* **YOUR ASSIGNMENT**
Search the listing for the string "DrawOnImg" and copy every line that contains it.
*** SUPPLIED DATA ***
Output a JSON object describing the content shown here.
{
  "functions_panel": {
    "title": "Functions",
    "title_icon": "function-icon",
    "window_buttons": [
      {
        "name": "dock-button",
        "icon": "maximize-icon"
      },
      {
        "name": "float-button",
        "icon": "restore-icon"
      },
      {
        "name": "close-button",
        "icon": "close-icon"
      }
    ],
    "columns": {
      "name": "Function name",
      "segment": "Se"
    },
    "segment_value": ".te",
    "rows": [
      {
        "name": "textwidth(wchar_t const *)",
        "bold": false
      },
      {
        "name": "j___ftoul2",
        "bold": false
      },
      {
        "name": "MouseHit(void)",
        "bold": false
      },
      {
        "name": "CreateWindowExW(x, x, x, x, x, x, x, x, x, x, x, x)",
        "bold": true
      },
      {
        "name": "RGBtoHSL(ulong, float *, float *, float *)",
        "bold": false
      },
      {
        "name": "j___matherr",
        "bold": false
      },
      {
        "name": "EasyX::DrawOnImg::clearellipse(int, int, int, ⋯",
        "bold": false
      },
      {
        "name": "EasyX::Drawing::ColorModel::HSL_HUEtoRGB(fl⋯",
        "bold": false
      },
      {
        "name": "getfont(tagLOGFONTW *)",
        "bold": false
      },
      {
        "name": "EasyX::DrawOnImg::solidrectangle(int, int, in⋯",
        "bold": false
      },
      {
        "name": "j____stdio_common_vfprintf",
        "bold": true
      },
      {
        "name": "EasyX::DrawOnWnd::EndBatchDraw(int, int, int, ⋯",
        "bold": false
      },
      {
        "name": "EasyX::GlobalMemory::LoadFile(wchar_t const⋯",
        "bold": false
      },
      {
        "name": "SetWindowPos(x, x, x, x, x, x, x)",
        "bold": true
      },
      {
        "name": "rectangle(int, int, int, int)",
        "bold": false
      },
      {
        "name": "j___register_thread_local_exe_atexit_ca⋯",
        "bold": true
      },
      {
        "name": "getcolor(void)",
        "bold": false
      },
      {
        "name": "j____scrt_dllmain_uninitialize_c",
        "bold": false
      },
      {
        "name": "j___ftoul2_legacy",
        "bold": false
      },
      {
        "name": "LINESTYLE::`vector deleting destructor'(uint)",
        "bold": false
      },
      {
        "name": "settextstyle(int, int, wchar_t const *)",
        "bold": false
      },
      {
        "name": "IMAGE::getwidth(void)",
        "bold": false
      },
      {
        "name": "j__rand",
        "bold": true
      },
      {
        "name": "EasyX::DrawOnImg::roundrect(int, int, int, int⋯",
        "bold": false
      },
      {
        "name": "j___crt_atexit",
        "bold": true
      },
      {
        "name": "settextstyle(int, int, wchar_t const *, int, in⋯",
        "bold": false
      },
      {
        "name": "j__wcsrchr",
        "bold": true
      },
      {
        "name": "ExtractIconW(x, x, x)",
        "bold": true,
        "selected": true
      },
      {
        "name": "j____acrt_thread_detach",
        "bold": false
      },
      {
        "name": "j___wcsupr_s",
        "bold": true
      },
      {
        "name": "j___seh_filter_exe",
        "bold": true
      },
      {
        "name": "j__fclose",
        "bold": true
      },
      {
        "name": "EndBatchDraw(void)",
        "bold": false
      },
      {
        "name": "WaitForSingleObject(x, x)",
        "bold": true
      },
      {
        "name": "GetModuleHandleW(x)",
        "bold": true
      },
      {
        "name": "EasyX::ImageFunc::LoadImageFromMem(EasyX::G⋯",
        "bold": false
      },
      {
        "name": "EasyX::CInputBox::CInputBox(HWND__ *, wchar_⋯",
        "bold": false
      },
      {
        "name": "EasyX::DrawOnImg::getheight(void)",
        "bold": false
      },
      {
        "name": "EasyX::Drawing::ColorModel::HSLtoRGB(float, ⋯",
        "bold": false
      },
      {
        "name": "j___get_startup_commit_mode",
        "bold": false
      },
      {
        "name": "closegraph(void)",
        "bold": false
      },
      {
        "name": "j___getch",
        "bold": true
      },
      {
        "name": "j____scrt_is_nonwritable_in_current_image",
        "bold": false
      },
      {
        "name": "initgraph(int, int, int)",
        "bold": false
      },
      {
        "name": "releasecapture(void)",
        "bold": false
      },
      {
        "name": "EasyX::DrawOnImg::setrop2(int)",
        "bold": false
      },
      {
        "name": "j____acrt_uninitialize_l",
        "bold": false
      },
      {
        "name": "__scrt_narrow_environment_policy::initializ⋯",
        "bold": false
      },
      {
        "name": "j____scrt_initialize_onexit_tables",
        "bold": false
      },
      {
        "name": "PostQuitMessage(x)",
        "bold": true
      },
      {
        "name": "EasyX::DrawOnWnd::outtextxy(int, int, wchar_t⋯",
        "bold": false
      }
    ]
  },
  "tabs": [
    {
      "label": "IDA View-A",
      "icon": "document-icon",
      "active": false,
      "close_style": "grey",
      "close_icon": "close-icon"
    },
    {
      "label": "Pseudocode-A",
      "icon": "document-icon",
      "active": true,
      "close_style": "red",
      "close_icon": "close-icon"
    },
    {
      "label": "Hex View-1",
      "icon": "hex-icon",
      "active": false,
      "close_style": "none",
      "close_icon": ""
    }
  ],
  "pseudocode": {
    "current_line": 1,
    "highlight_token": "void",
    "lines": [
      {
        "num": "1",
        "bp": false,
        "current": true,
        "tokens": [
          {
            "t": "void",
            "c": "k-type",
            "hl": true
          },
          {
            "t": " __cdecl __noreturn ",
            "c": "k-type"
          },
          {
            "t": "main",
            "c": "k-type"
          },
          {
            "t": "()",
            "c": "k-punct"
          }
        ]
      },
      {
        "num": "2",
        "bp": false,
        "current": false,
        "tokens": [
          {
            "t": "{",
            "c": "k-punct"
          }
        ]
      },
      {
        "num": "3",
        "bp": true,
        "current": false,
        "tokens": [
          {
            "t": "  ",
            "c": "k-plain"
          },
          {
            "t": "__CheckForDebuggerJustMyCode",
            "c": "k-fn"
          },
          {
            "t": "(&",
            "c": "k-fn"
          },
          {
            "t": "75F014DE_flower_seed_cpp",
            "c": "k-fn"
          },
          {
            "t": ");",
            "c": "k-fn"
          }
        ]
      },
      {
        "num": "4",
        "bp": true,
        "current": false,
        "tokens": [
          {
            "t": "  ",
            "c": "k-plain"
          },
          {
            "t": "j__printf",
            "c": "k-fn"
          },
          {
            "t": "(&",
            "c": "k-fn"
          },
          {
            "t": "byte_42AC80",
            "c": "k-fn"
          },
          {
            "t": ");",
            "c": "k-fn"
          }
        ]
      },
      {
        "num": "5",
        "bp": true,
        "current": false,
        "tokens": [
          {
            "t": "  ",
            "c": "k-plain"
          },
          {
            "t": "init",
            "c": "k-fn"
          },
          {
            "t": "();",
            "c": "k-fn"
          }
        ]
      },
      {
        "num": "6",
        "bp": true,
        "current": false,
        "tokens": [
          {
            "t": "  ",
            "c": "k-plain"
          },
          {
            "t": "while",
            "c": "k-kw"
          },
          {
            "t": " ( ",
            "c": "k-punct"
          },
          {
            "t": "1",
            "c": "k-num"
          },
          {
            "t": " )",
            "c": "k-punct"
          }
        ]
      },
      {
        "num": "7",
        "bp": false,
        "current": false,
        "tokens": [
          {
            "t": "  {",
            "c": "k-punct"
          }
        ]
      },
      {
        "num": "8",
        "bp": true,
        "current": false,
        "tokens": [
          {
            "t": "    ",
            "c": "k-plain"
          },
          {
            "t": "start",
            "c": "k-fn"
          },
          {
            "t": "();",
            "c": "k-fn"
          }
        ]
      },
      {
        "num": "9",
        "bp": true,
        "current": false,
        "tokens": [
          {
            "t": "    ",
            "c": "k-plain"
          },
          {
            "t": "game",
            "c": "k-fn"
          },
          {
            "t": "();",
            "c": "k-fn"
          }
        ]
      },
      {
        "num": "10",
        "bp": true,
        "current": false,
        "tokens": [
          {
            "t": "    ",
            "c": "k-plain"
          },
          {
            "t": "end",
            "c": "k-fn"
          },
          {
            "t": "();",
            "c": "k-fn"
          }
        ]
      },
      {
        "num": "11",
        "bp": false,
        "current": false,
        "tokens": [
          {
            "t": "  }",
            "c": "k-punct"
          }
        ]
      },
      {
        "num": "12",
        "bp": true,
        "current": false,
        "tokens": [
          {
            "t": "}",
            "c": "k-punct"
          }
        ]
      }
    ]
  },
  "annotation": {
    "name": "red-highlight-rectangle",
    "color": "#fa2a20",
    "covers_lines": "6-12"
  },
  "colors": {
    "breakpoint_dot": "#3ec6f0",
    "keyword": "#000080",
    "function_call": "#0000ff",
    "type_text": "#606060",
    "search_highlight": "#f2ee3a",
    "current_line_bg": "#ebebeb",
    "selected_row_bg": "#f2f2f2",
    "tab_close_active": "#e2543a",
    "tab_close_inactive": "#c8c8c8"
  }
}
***
* **SOLUTION TO THIS EXERCISE**
        "name": "EasyX::DrawOnImg::clearellipse(int, int, int, ⋯",
        "name": "EasyX::DrawOnImg::solidrectangle(int, int, in⋯",
        "name": "EasyX::DrawOnImg::roundrect(int, int, int, int⋯",
        "name": "EasyX::DrawOnImg::getheight(void)",
        "name": "EasyX::DrawOnImg::setrop2(int)",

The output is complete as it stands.